▶ EXERCISE
Please write out the complete listing that follows, exactly as it reads.

▶ EXTRACTED DATA
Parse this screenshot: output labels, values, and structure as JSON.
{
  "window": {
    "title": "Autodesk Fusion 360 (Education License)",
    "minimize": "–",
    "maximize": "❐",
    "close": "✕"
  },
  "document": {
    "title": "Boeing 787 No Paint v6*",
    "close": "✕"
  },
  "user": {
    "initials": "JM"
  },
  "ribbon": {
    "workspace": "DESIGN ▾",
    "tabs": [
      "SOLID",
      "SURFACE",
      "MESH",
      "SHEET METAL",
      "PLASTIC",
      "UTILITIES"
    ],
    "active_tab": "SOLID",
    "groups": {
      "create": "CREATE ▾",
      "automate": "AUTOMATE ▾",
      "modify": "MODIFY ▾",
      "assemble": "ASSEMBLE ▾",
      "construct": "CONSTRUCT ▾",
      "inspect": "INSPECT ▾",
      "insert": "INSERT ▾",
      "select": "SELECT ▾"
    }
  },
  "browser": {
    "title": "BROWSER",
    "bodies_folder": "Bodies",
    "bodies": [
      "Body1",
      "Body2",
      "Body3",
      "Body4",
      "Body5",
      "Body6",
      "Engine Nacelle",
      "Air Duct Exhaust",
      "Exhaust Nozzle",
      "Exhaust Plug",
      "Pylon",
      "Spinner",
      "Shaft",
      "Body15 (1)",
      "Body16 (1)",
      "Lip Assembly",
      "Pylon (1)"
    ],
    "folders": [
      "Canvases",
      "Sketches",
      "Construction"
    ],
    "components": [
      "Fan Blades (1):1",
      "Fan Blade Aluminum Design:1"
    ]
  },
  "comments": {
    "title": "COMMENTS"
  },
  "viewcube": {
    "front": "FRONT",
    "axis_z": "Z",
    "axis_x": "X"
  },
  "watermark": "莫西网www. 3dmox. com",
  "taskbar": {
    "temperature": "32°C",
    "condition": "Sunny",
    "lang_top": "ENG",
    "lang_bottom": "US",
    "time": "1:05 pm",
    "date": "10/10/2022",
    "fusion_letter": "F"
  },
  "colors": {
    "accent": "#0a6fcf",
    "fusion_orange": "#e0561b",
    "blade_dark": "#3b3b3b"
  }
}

▶ OUTPUT BELOW
Parse this screenshot: output labels, values, and structure as JSON.
{
  "window": {
    "title": "Autodesk Fusion 360 (Education License)",
    "minimize": "–",
    "maximize": "❐",
    "close": "✕"
  },
  "document": {
    "title": "Boeing 787 No Paint v6*",
    "close": "✕"
  },
  "user": {
    "initials": "JM"
  },
  "ribbon": {
    "workspace": "DESIGN ▾",
    "tabs": [
      "SOLID",
      "SURFACE",
      "MESH",
      "SHEET METAL",
      "PLASTIC",
      "UTILITIES"
    ],
    "active_tab": "SOLID",
    "groups": {
      "create": "CREATE ▾",
      "automate": "AUTOMATE ▾",
      "modify": "MODIFY ▾",
      "assemble": "ASSEMBLE ▾",
      "construct": "CONSTRUCT ▾",
      "inspect": "INSPECT ▾",
      "insert": "INSERT ▾",
      "select": "SELECT ▾"
    }
  },
  "browser": {
    "title": "BROWSER",
    "bodies_folder": "Bodies",
    "bodies": [
      "Body1",
      "Body2",
      "Body3",
      "Body4",
      "Body5",
      "Body6",
      "Engine Nacelle",
      "Air Duct Exhaust",
      "Exhaust Nozzle",
      "Exhaust Plug",
      "Pylon",
      "Spinner",
      "Shaft",
      "Body15 (1)",
      "Body16 (1)",
      "Lip Assembly",
      "Pylon (1)"
    ],
    "folders": [
      "Canvases",
      "Sketches",
      "Construction"
    ],
    "components": [
      "Fan Blades (1):1",
      "Fan Blade Aluminum Design:1"
    ]
  },
  "comments": {
    "title": "COMMENTS"
  },
  "viewcube": {
    "front": "FRONT",
    "axis_z": "Z",
    "axis_x": "X"
  },
  "watermark": "莫西网www. 3dmox. com",
  "taskbar": {
    "temperature": "32°C",
    "condition": "Sunny",
    "lang_top": "ENG",
    "lang_bottom": "US",
    "time": "1:05 pm",
    "date": "10/10/2022",
    "fusion_letter": "F"
  },
  "colors": {
    "accent": "#0a6fcf",
    "fusion_orange": "#e0561b",
    "blade_dark": "#3b3b3b"
  }
}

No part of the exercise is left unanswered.